Finding Darkness in the Light

To paraphrase the meme, sometimes, modern life comes at you fast. And for over a century, some of the most progressive artists have been incorporating the mayhem of our multi-media existence into their work. Among the inheritors of this anti-tradition is Copenhagen-born artist Kirstine Roepstorff, who is representing Denmark at 2017’s Venice Biennale with her large-scale immersive installation influenza: theatre of glowing darkness. “This is about relearning the potential of darkness,” Roepstorff told Oak. “Our culture has for many thousands of years taught us to fear and reject the darkness. Instead, we have been celebrating the light. We hold on to this light, which of course provides us with nurture and progress – but we need the darkness too.” Roepstorff uses darkness, light projections, glass and sound to explore darkness as a form of reconciliation, within the cycle of death and rebirth. In the pavilion and surrounding gardens she also created a structural intervention, with echoes of previous work that has stretched across a range of mediums, from her vast concrete sculptures to delicate brass mobiles. Here she spoke with Oak about finding emancipation in the darkness.

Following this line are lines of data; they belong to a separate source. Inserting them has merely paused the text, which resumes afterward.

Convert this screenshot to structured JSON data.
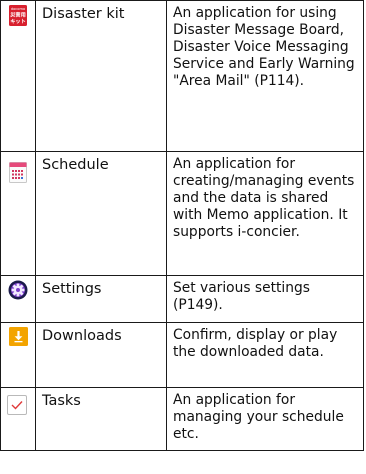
{
  "rows": [
    {
      "icon": "disaster-kit-icon",
      "icon_text": [
        "docomo",
        "災害用",
        "キット"
      ],
      "name": "Disaster kit",
      "description": "An application for using Disaster Message Board, Disaster Voice Messaging Service and Early Warning \"Area Mail\" (P114)."
    },
    {
      "icon": "calendar-icon",
      "name": "Schedule",
      "description": "An application for creating/managing events and the data is shared with Memo application. It supports i-concier."
    },
    {
      "icon": "gear-icon",
      "name": "Settings",
      "description": "Set various settings (P149)."
    },
    {
      "icon": "download-icon",
      "name": "Downloads",
      "description": "Confirm, display or play the downloaded data."
    },
    {
      "icon": "checkbox-icon",
      "name": "Tasks",
      "description": "An application for managing your schedule etc."
    }
  ],
  "colors": {
    "disaster_red": "#d8202e",
    "settings_purple": "#7a3ec9",
    "downloads_orange": "#f3a400",
    "tasks_check": "#e03a3a"
  }
}
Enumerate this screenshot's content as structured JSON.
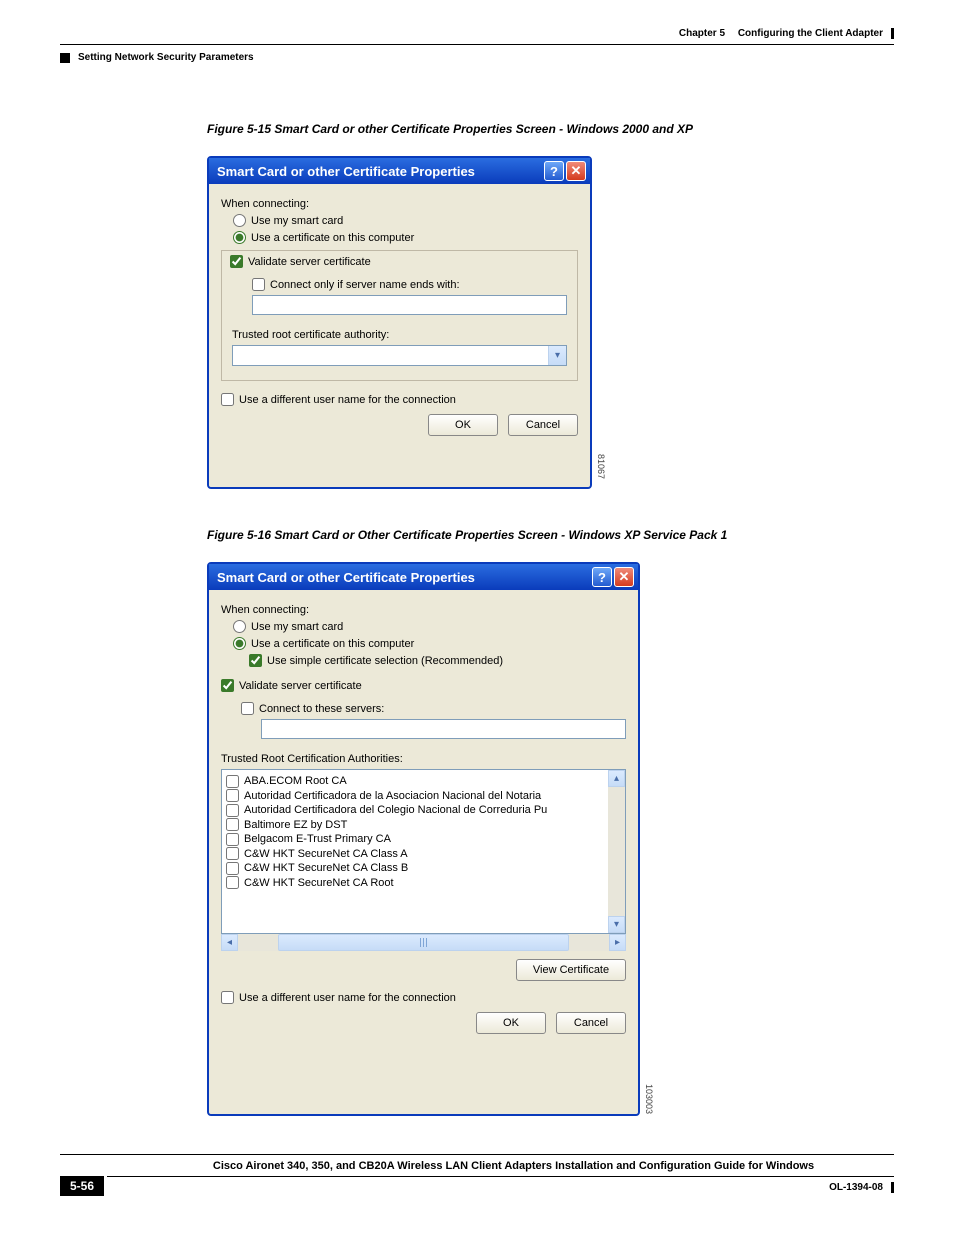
{
  "header": {
    "chapter": "Chapter 5",
    "title": "Configuring the Client Adapter"
  },
  "section": "Setting Network Security Parameters",
  "captions": {
    "c1": "Figure 5-15   Smart Card or other Certificate Properties Screen - Windows 2000 and XP",
    "c2": "Figure 5-16   Smart Card or Other Certificate Properties Screen - Windows XP Service Pack 1"
  },
  "dlg1": {
    "title": "Smart Card or other Certificate Properties",
    "when": "When connecting:",
    "r1": "Use my smart card",
    "r2": "Use a certificate on this computer",
    "validate": "Validate server certificate",
    "connect": "Connect only if server name ends with:",
    "trusted": "Trusted root certificate authority:",
    "diffuser": "Use a different user name for the connection",
    "ok": "OK",
    "cancel": "Cancel",
    "sidenum": "81067"
  },
  "dlg2": {
    "title": "Smart Card or other Certificate Properties",
    "when": "When connecting:",
    "r1": "Use my smart card",
    "r2": "Use a certificate on this computer",
    "simple": "Use simple certificate selection (Recommended)",
    "validate": "Validate server certificate",
    "connect": "Connect to these servers:",
    "trusted": "Trusted Root Certification Authorities:",
    "items": [
      "ABA.ECOM Root CA",
      "Autoridad Certificadora de la Asociacion Nacional del Notaria",
      "Autoridad Certificadora del Colegio Nacional de Correduria Pu",
      "Baltimore EZ by DST",
      "Belgacom E-Trust Primary CA",
      "C&W HKT SecureNet CA Class A",
      "C&W HKT SecureNet CA Class B",
      "C&W HKT SecureNet CA Root"
    ],
    "view": "View Certificate",
    "diffuser": "Use a different user name for the connection",
    "ok": "OK",
    "cancel": "Cancel",
    "sidenum": "103003"
  },
  "footer": {
    "title": "Cisco Aironet 340, 350, and CB20A Wireless LAN Client Adapters Installation and Configuration Guide for Windows",
    "page": "5-56",
    "ol": "OL-1394-08"
  }
}
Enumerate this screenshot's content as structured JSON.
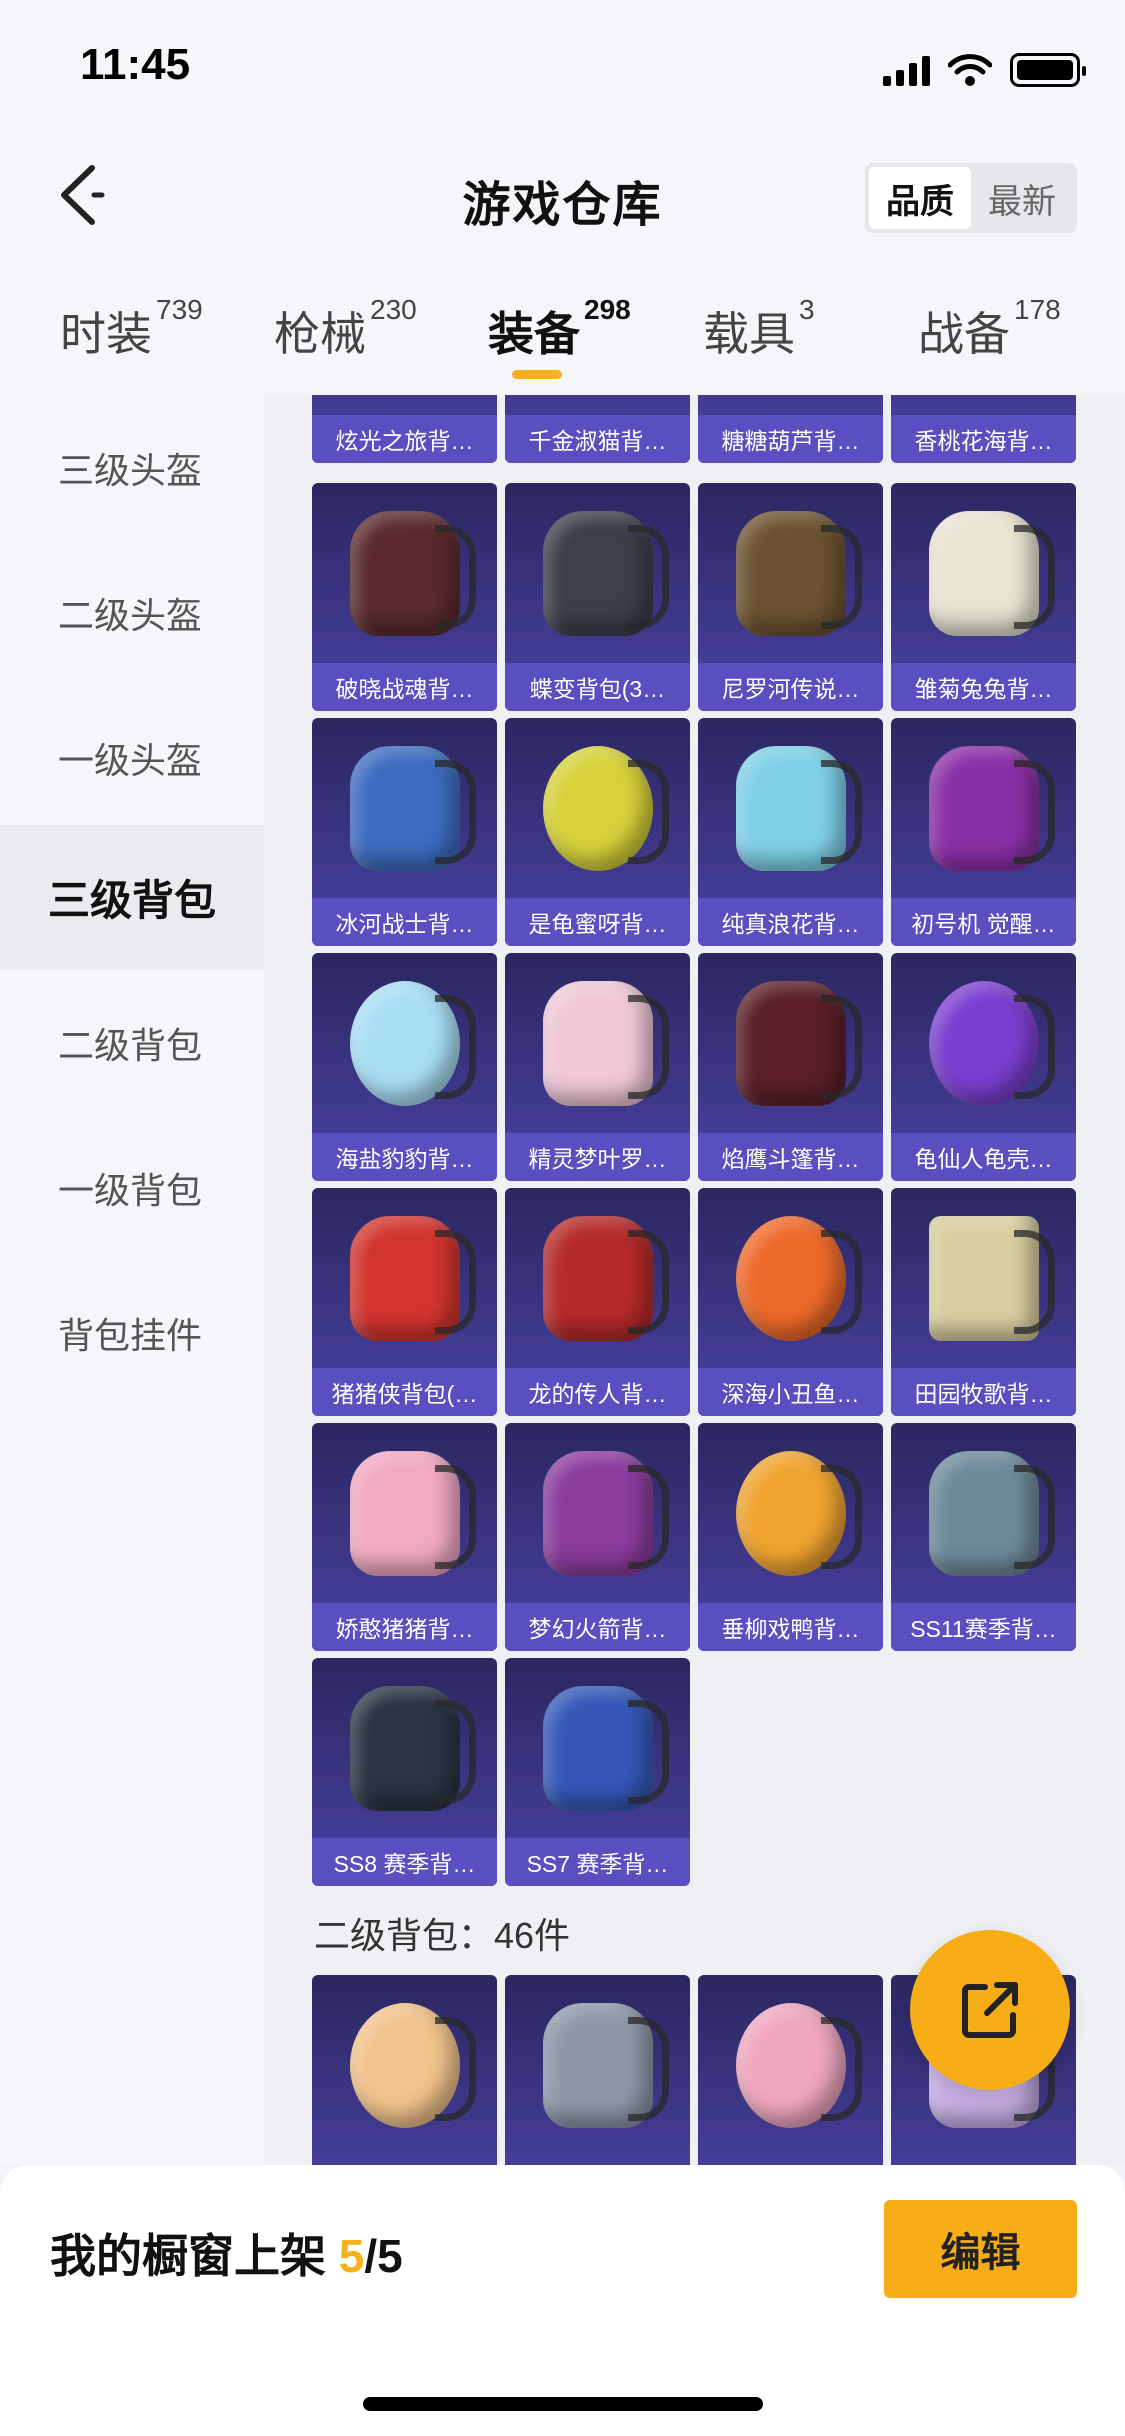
{
  "status_bar": {
    "time": "11:45"
  },
  "header": {
    "title": "游戏仓库",
    "sort_options": [
      "品质",
      "最新"
    ],
    "active_sort": "品质"
  },
  "tabs": [
    {
      "label": "时装",
      "count": "739"
    },
    {
      "label": "枪械",
      "count": "230"
    },
    {
      "label": "装备",
      "count": "298"
    },
    {
      "label": "载具",
      "count": "3"
    },
    {
      "label": "战备",
      "count": "178"
    }
  ],
  "active_tab": "装备",
  "sidebar": {
    "items": [
      "三级头盔",
      "二级头盔",
      "一级头盔",
      "三级背包",
      "二级背包",
      "一级背包",
      "背包挂件"
    ],
    "active": "三级背包"
  },
  "grid": {
    "row0": [
      "炫光之旅背…",
      "千金淑猫背…",
      "糖糖葫芦背…",
      "香桃花海背…"
    ],
    "row1": [
      "破晓战魂背…",
      "蝶变背包(3…",
      "尼罗河传说…",
      "雏菊兔兔背…"
    ],
    "row2": [
      "冰河战士背…",
      "是龟蜜呀背…",
      "纯真浪花背…",
      "初号机 觉醒…"
    ],
    "row3": [
      "海盐豹豹背…",
      "精灵梦叶罗…",
      "焰鹰斗篷背…",
      "龟仙人龟壳…"
    ],
    "row4": [
      "猪猪侠背包(…",
      "龙的传人背…",
      "深海小丑鱼…",
      "田园牧歌背…"
    ],
    "row5": [
      "娇憨猪猪背…",
      "梦幻火箭背…",
      "垂柳戏鸭背…",
      "SS11赛季背…"
    ],
    "row6": [
      "SS8 赛季背…",
      "SS7 赛季背…"
    ]
  },
  "section2": {
    "label": "二级背包：46件"
  },
  "bottom_bar": {
    "label": "我的橱窗上架",
    "count": "5",
    "total": "/5",
    "edit_label": "编辑"
  },
  "colors": {
    "accent": "#f6ad16",
    "card_top": "#2b2760",
    "card_bottom": "#4b43a6",
    "name_strip": "#5a4fc0"
  }
}
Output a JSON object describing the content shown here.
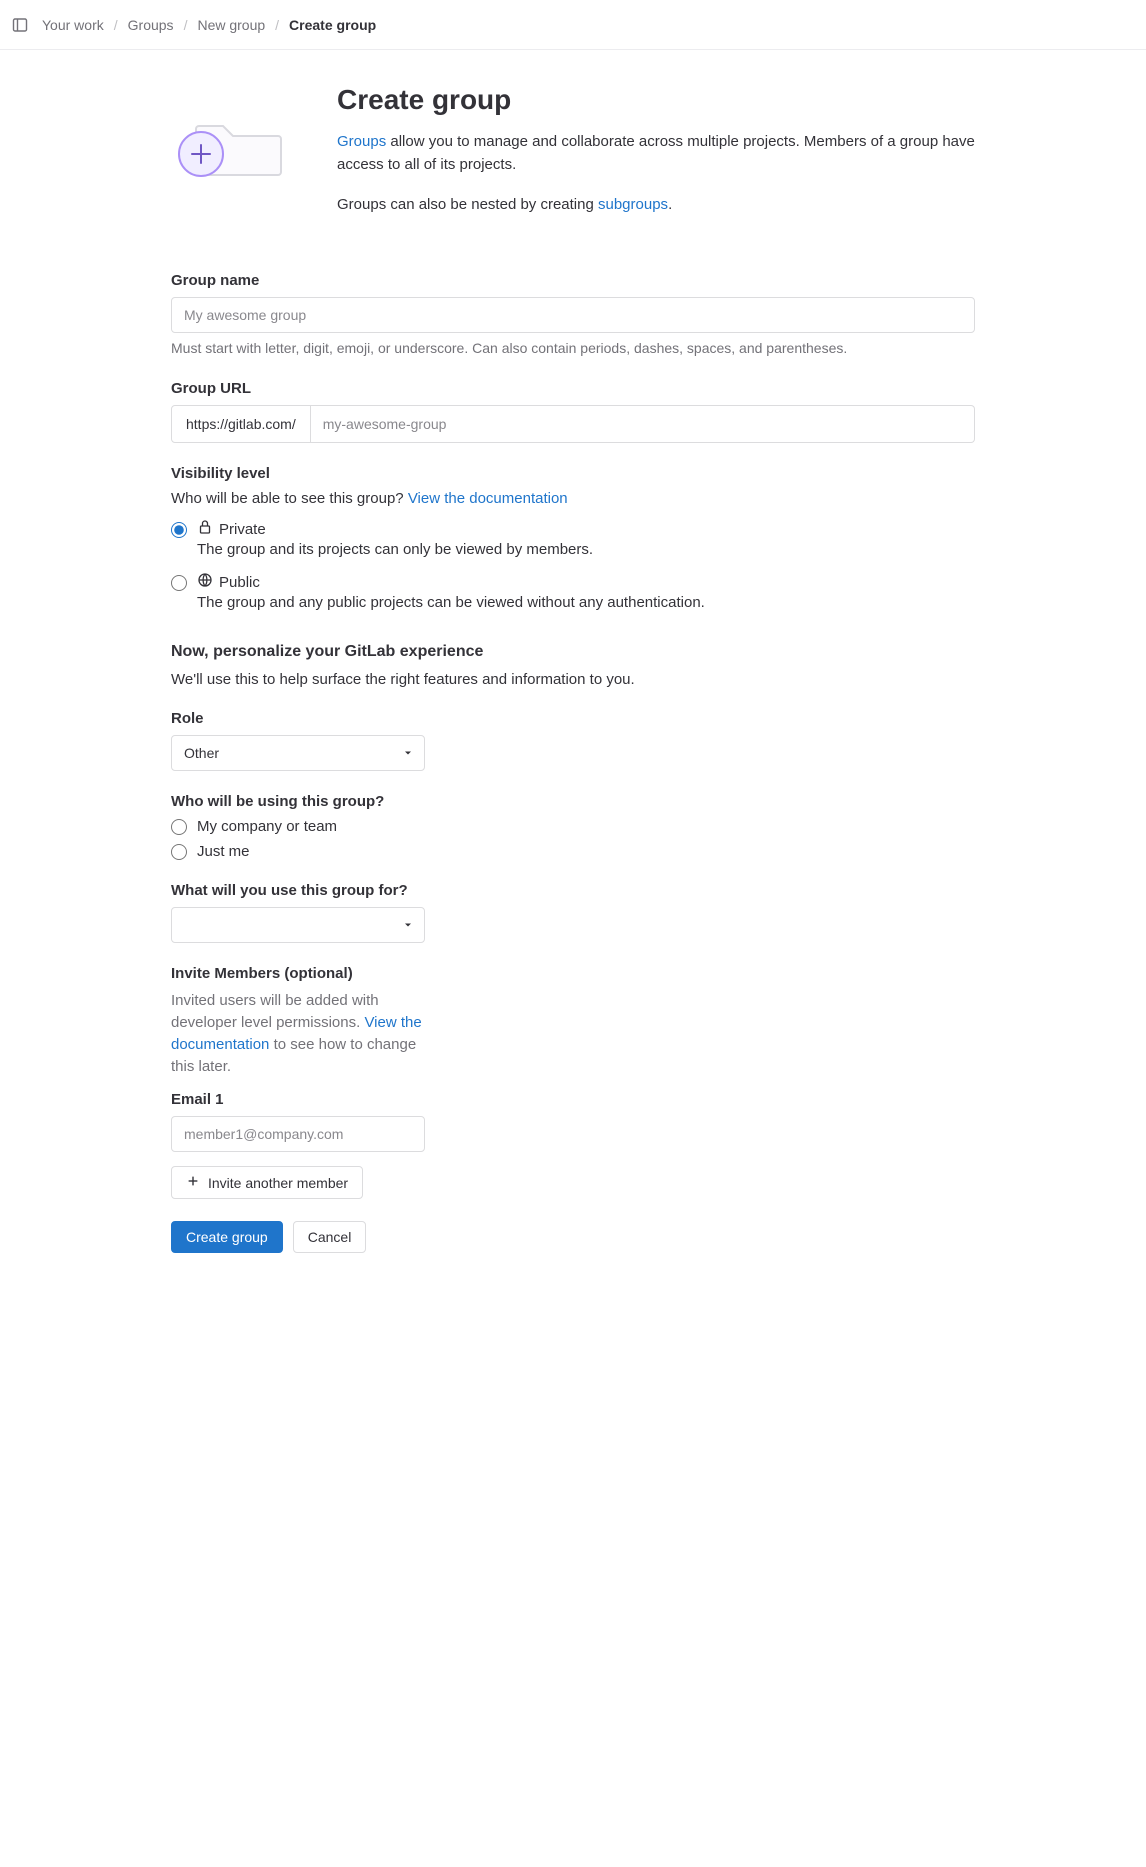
{
  "breadcrumbs": {
    "items": [
      "Your work",
      "Groups",
      "New group",
      "Create group"
    ]
  },
  "header": {
    "title": "Create group",
    "intro_prefix": "Groups",
    "intro_rest": " allow you to manage and collaborate across multiple projects. Members of a group have access to all of its projects.",
    "intro2_prefix": "Groups can also be nested by creating ",
    "intro2_link": "subgroups",
    "intro2_suffix": "."
  },
  "group_name": {
    "label": "Group name",
    "placeholder": "My awesome group",
    "helper": "Must start with letter, digit, emoji, or underscore. Can also contain periods, dashes, spaces, and parentheses."
  },
  "group_url": {
    "label": "Group URL",
    "prefix": "https://gitlab.com/",
    "placeholder": "my-awesome-group"
  },
  "visibility": {
    "label": "Visibility level",
    "question": "Who will be able to see this group? ",
    "doc_link": "View the documentation",
    "options": [
      {
        "value": "private",
        "title": "Private",
        "desc": "The group and its projects can only be viewed by members.",
        "selected": true
      },
      {
        "value": "public",
        "title": "Public",
        "desc": "The group and any public projects can be viewed without any authentication.",
        "selected": false
      }
    ]
  },
  "personalize": {
    "heading": "Now, personalize your GitLab experience",
    "sub": "We'll use this to help surface the right features and information to you."
  },
  "role": {
    "label": "Role",
    "selected": "Other"
  },
  "who": {
    "label": "Who will be using this group?",
    "options": [
      "My company or team",
      "Just me"
    ]
  },
  "usage": {
    "label": "What will you use this group for?",
    "selected": ""
  },
  "invite": {
    "heading": "Invite Members (optional)",
    "helper_pre": "Invited users will be added with developer level permissions. ",
    "helper_link": "View the documentation",
    "helper_post": " to see how to change this later.",
    "email_label": "Email 1",
    "email_placeholder": "member1@company.com",
    "another": "Invite another member"
  },
  "footer": {
    "submit": "Create group",
    "cancel": "Cancel"
  }
}
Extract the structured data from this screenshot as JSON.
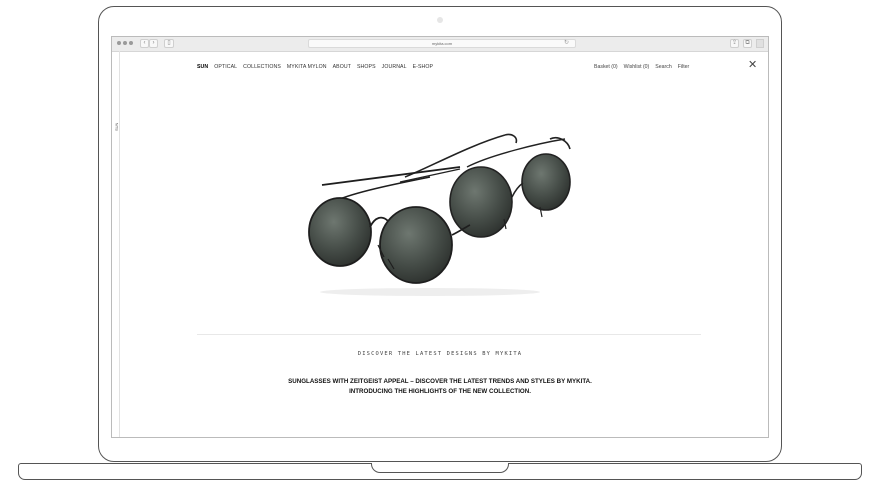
{
  "browser": {
    "url": "mykita.com",
    "reload_glyph": "↻",
    "back_glyph": "‹",
    "forward_glyph": "›",
    "sidebar_glyph": "▯",
    "share_glyph": "⇪",
    "tabs_glyph": "⧉"
  },
  "page": {
    "side_tab": "SUN",
    "nav": [
      "SUN",
      "OPTICAL",
      "COLLECTIONS",
      "MYKITA MYLON",
      "ABOUT",
      "SHOPS",
      "JOURNAL",
      "E-SHOP"
    ],
    "nav_active": "SUN",
    "nav_right": [
      "Basket (0)",
      "Wishlist (0)",
      "Search",
      "Filter"
    ],
    "close_glyph": "✕",
    "discover": "DISCOVER THE LATEST DESIGNS BY MYKITA",
    "headline_line1": "SUNGLASSES WITH ZEITGEIST APPEAL – DISCOVER THE LATEST TRENDS AND STYLES BY MYKITA.",
    "headline_line2": "INTRODUCING THE HIGHLIGHTS OF THE NEW COLLECTION."
  }
}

What’s the significance of the title “Influenza”?
The title Influenza is a metaphor and refers to a condition, a kind of weakness, which I find many of us today suffer from. It’s a hyper-intention to connect to everything around us, and yet we have difficulties and often fail to connect to ourselves and to the people right next to us.

Is this virus a metaphor – or a direct reference to the disease?
You can compare the world as we have known it for decades to an extremely old and worn out dinosaur, whose flesh is falling off and whose bones are about to break. For many many centuries the focus of our culture has been growth and progress but somewhere in this strive we forgot that growth and retreat are closely connected. Basically, we have divided light from darkness. We made our light strong and we weakened our darkness with fear and resistance, and thus we grow weak ourselves. Much like we see in nature and plants, life need darkness to grow. It’s this cyclic rhythm that we need to observe and embrace.

How does it respond to the title of the Biennale “Viva Arte Viva”?
It doesn’t respond to the title directly, but I believe that Marcel and I share a common fight to make the world a better place. Instead of just criticizing, we both point towards a positive and hopeful approach.

Is collage an especially resonant medium in which to work today?
The themes in my art have been almost unchanged ever since I started working with art. However, my approach has changed a lot over the years. In my collages, I have always been drawn towards the notion of the in-between, which is the essence of collage as a medium. The knowledge I have gained by working with collage, I then bring it to the media in which I’m engaging for this project in Venice.  To me, the in-between spaces are pure potential – like the darkness I advocate.

The Venice Biennale runs until November 26th.

Continue reading in Oak volume Seven